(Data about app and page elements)
+++

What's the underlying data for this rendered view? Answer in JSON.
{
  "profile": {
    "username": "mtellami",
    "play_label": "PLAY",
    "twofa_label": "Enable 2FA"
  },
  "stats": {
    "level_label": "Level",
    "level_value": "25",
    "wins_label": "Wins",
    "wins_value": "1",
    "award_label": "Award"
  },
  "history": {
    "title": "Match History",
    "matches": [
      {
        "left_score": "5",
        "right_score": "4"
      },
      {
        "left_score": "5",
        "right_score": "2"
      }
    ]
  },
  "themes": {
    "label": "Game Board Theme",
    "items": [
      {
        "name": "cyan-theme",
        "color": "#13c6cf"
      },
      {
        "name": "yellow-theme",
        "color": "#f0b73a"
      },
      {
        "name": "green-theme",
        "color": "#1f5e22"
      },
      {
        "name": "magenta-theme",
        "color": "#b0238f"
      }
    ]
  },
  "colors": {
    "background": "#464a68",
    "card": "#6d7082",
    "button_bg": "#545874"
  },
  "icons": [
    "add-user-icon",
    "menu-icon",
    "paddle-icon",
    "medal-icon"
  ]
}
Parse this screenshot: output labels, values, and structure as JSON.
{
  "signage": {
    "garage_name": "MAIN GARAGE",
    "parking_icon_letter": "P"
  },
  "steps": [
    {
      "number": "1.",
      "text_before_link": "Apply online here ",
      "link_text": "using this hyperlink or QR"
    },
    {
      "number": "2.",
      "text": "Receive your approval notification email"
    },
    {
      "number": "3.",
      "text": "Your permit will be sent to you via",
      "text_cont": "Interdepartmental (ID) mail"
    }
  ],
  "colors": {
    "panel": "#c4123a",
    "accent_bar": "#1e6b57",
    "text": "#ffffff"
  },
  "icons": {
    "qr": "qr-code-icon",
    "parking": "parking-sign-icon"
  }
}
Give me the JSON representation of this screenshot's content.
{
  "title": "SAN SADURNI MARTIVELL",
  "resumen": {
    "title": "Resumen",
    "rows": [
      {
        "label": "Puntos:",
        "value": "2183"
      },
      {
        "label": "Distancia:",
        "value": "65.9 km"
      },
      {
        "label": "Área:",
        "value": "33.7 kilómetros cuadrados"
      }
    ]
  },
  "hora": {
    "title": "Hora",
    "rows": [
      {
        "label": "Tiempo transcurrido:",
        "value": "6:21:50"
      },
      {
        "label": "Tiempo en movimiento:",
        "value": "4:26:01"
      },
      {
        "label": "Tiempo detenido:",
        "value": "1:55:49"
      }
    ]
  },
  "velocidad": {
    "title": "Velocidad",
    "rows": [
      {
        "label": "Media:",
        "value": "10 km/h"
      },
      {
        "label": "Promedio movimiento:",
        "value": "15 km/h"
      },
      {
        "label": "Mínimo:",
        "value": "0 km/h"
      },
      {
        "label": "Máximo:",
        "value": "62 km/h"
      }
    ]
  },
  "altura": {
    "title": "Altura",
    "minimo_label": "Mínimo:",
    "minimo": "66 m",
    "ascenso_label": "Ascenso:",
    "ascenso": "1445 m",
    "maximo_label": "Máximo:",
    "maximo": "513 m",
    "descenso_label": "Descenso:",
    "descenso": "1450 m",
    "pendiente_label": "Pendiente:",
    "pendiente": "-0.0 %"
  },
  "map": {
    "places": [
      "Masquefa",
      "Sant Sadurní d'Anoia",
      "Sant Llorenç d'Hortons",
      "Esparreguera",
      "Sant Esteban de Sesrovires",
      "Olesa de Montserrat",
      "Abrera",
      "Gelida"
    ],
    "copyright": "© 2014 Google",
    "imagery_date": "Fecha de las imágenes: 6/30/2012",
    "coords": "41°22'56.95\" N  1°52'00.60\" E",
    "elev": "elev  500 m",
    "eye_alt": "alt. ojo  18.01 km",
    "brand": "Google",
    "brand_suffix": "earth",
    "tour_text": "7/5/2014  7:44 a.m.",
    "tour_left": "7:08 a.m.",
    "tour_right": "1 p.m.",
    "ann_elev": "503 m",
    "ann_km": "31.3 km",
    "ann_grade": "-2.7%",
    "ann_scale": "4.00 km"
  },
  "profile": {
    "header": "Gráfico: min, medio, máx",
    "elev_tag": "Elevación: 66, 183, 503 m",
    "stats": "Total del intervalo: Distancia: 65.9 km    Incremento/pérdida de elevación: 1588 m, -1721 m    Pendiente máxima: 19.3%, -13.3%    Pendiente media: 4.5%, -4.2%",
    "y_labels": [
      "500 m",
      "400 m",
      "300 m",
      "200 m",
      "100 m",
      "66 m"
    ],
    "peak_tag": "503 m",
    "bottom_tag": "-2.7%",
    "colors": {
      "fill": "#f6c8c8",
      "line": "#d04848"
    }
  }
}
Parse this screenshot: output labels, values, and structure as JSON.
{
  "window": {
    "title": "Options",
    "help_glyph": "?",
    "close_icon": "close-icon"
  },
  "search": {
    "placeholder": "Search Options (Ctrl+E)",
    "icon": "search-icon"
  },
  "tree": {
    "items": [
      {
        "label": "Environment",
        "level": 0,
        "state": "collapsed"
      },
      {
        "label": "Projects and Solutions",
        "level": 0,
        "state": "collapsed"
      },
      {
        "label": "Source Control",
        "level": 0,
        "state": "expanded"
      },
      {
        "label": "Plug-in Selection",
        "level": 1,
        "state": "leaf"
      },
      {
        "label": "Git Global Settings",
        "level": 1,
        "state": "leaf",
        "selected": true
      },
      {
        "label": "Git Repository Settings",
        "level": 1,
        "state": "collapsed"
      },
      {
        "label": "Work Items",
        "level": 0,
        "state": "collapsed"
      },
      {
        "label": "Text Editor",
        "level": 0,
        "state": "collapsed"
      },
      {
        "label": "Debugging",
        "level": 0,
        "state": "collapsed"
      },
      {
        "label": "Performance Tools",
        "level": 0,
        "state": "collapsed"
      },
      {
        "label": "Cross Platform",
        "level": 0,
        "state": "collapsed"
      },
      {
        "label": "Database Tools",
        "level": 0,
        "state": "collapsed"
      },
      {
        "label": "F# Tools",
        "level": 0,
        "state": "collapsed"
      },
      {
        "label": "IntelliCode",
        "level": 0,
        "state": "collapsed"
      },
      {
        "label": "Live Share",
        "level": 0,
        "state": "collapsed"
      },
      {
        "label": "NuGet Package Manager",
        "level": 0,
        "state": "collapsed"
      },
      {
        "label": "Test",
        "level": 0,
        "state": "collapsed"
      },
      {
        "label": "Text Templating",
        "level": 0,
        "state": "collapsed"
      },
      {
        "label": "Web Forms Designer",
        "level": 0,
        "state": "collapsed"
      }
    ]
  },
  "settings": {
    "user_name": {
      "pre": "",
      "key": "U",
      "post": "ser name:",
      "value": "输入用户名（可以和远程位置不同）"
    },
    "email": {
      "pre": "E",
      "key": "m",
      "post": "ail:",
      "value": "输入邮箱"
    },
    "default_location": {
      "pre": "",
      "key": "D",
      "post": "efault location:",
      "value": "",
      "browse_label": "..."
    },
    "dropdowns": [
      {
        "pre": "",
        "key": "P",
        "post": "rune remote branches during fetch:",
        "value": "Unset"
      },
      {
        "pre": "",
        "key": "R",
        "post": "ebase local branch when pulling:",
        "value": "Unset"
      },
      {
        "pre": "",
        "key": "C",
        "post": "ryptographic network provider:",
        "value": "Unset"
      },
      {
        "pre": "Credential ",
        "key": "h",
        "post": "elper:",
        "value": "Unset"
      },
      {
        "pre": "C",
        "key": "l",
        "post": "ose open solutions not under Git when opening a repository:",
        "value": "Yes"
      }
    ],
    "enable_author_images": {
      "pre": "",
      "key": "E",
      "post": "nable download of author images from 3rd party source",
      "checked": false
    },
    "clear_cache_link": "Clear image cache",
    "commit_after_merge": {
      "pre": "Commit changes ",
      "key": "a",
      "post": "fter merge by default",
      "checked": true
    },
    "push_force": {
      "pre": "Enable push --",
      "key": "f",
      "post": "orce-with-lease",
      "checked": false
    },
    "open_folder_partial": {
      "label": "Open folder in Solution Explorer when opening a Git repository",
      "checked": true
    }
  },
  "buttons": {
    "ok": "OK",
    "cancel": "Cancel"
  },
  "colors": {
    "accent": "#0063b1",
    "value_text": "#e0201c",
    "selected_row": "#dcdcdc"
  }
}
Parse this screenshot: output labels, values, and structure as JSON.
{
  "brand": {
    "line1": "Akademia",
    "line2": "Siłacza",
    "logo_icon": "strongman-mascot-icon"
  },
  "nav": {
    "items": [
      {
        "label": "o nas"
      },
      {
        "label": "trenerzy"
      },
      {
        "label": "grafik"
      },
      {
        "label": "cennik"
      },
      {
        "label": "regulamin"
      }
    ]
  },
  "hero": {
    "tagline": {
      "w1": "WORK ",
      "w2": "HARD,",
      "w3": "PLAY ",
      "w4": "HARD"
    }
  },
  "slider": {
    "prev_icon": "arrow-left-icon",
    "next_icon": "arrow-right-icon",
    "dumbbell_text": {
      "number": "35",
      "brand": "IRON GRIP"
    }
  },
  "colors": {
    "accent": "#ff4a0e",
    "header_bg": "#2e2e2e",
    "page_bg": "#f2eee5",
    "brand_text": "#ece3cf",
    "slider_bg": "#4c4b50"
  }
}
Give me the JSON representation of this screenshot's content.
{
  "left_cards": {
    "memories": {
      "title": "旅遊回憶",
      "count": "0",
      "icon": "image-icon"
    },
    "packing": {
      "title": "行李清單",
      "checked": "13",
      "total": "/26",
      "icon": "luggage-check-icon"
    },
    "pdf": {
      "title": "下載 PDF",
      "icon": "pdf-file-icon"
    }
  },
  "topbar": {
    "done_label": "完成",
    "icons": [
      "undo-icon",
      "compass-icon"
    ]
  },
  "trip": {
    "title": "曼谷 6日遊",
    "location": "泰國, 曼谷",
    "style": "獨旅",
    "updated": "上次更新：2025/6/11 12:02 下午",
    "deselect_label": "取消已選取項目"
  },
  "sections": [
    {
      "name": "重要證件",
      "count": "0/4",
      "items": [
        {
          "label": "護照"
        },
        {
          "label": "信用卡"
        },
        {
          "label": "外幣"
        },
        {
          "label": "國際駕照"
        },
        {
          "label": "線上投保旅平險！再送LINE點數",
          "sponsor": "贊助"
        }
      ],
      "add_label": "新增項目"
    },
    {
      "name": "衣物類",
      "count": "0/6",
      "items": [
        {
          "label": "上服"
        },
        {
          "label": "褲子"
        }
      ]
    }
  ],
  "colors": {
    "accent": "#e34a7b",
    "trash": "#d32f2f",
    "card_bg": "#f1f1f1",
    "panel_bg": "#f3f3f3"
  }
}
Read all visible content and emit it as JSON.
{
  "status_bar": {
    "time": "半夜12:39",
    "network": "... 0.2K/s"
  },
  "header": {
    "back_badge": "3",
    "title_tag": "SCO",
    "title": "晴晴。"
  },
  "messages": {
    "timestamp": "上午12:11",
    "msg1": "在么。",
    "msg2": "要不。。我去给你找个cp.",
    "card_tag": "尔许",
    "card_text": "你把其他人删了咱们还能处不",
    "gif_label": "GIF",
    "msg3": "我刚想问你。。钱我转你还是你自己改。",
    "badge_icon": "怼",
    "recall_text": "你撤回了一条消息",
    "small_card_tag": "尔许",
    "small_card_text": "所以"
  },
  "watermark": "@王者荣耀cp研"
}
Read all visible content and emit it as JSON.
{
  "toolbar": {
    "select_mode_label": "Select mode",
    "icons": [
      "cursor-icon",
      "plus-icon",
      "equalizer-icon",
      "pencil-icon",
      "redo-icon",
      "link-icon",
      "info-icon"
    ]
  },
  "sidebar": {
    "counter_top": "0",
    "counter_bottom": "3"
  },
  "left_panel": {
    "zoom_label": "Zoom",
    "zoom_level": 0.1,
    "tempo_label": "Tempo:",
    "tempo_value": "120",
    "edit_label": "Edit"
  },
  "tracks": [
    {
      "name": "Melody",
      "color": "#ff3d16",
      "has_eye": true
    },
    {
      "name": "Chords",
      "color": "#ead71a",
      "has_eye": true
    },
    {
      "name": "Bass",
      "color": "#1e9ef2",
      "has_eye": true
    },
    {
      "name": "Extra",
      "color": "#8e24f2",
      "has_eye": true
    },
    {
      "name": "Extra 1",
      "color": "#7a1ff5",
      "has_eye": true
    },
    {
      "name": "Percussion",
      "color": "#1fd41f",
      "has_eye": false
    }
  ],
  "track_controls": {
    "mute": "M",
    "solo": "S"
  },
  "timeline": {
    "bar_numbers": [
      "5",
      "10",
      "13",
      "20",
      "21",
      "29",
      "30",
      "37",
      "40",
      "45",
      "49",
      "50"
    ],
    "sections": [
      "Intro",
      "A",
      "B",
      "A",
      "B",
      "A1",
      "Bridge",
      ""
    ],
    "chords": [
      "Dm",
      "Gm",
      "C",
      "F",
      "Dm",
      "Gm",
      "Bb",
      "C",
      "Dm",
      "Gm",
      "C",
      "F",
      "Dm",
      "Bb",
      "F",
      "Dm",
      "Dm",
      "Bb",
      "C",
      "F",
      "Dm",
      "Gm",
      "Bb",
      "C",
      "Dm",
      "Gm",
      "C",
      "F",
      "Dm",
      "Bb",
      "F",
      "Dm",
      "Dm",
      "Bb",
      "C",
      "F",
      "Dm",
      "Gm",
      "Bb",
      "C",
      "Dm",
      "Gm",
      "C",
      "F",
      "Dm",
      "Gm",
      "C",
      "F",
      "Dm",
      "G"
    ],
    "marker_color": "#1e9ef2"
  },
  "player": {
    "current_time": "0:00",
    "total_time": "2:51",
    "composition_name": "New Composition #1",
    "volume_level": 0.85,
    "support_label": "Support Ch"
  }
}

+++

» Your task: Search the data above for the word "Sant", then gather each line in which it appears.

» Result of the task:
      "Sant Sadurní d'Anoia",
      "Sant Llorenç d'Hortons",
      "Sant Esteban de Sesrovires",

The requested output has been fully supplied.